I’ve been thinking a lot about HBO’s Girls lately and whether or not I like it, and, regardless of my response to that question, why. I don’t care that it might be the product of nepotism, or that it’s predominantly comprised of Caucasian actresses. (Although it does seem strange that these people live in New York Fucking City and they never come in contact with anyone other than white people.)
I don’t care about the characters in the show; I don’t care if the experiences that the show portrays are authentic or relevant. The characters these women play live lives I’m unfamiliar with. I don’t care that they use bad words or talk about masturbating, or have disturbingly filthy pillow talk with the guy they happen to be fucking. None of those things make a bit of difference to me, and none of them dispel any preconceived notions I have of the fairer sex. Is something made more humorous by the use of a well-placed bad word? Cool. The type of genitals the actor who delivers said line has makes no difference.

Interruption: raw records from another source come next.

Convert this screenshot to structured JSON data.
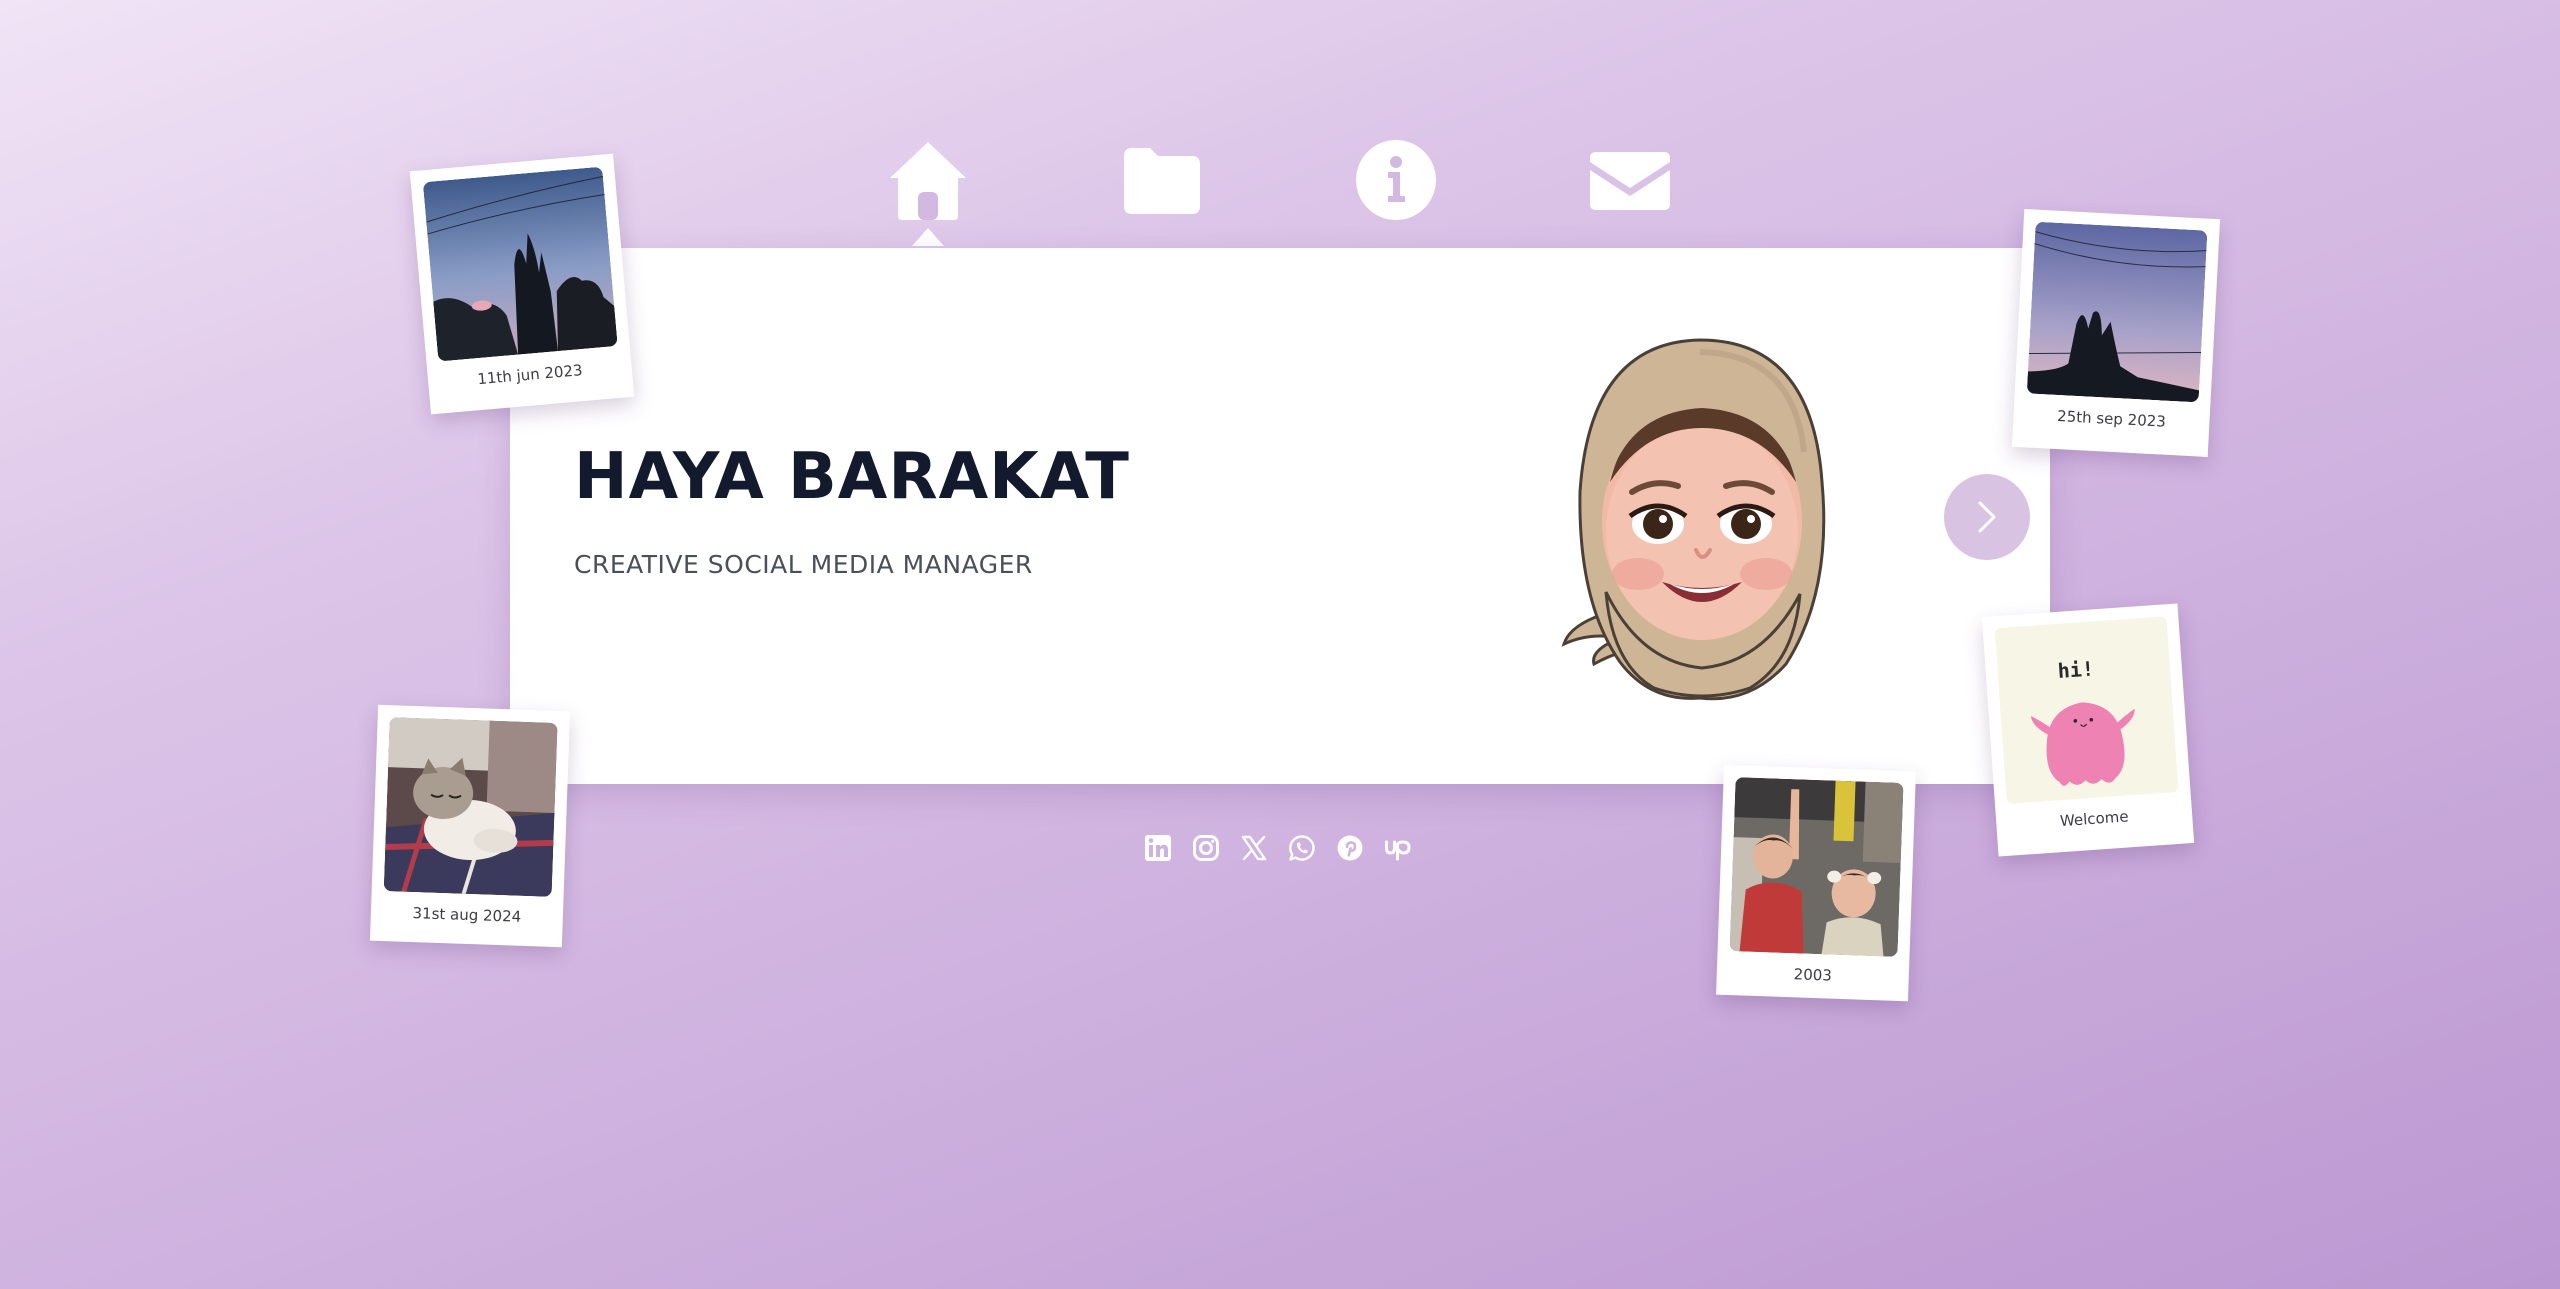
{
  "nav": {
    "items": [
      {
        "icon": "home-icon",
        "active": true
      },
      {
        "icon": "folder-icon",
        "active": false
      },
      {
        "icon": "info-icon",
        "active": false
      },
      {
        "icon": "mail-icon",
        "active": false
      }
    ]
  },
  "hero": {
    "name": "HAYA BARAKAT",
    "title": "CREATIVE SOCIAL MEDIA MANAGER",
    "avatar_icon": "memoji-avatar"
  },
  "carousel": {
    "next_icon": "chevron-right-icon"
  },
  "social": {
    "links": [
      {
        "icon": "linkedin-icon"
      },
      {
        "icon": "instagram-icon"
      },
      {
        "icon": "x-icon"
      },
      {
        "icon": "whatsapp-icon"
      },
      {
        "icon": "pinterest-icon"
      },
      {
        "icon": "upwork-icon"
      }
    ]
  },
  "polaroids": [
    {
      "caption": "11th jun 2023",
      "image": "evening sky with trees"
    },
    {
      "caption": "25th sep 2023",
      "image": "dusk sky with cypress trees"
    },
    {
      "caption": "31st aug 2024",
      "image": "cat sleeping on blanket"
    },
    {
      "caption": "2003",
      "image": "two children photo"
    },
    {
      "caption": "Welcome",
      "image_text": "hi!"
    }
  ],
  "colors": {
    "background_start": "#f1e4f6",
    "background_end": "#bc98d2",
    "card": "#ffffff",
    "name_text": "#141a2e",
    "role_text": "#4a4f5c",
    "next_button": "#d8c3e3"
  }
}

But really, I think the thing that has been irking me about the show is its inability to create any real depth in relationships that they want us to believe are just that. Maybe there are people in the world who live their lives in the way these women do, where every relationship is shallow, lacking in anything more substantial than shared rent or college attended. But I don’t think it’s the norm.
Let’s take this past week’s episode, where worldly girl’s virgin cousin smokes crack accidentally. Instead of genuine concern for her cousin/friend, worldly girl gets a random stranger to watch over her cousin, because she couldn’t be bothered right then. I don’t fucking understand that.
And I think that’s the rub for me. As goofy as accidentally smoking crack could be, Girls wants us all to take it seriously, not as a gag or spoof on the lives of twentysomething women. The awkward interactions and the personal realizations that are meant to be so revealing really aren’t more than awkward, and almost never connect.
Granted, I’m an early thirtysomething male who has never lived in New York, so it might just be that I don’t understand. But I’d like to think that I understand friendships and relationships, and because of that I can spot the fact that Girls isn’t an accurate portrayal of real ones.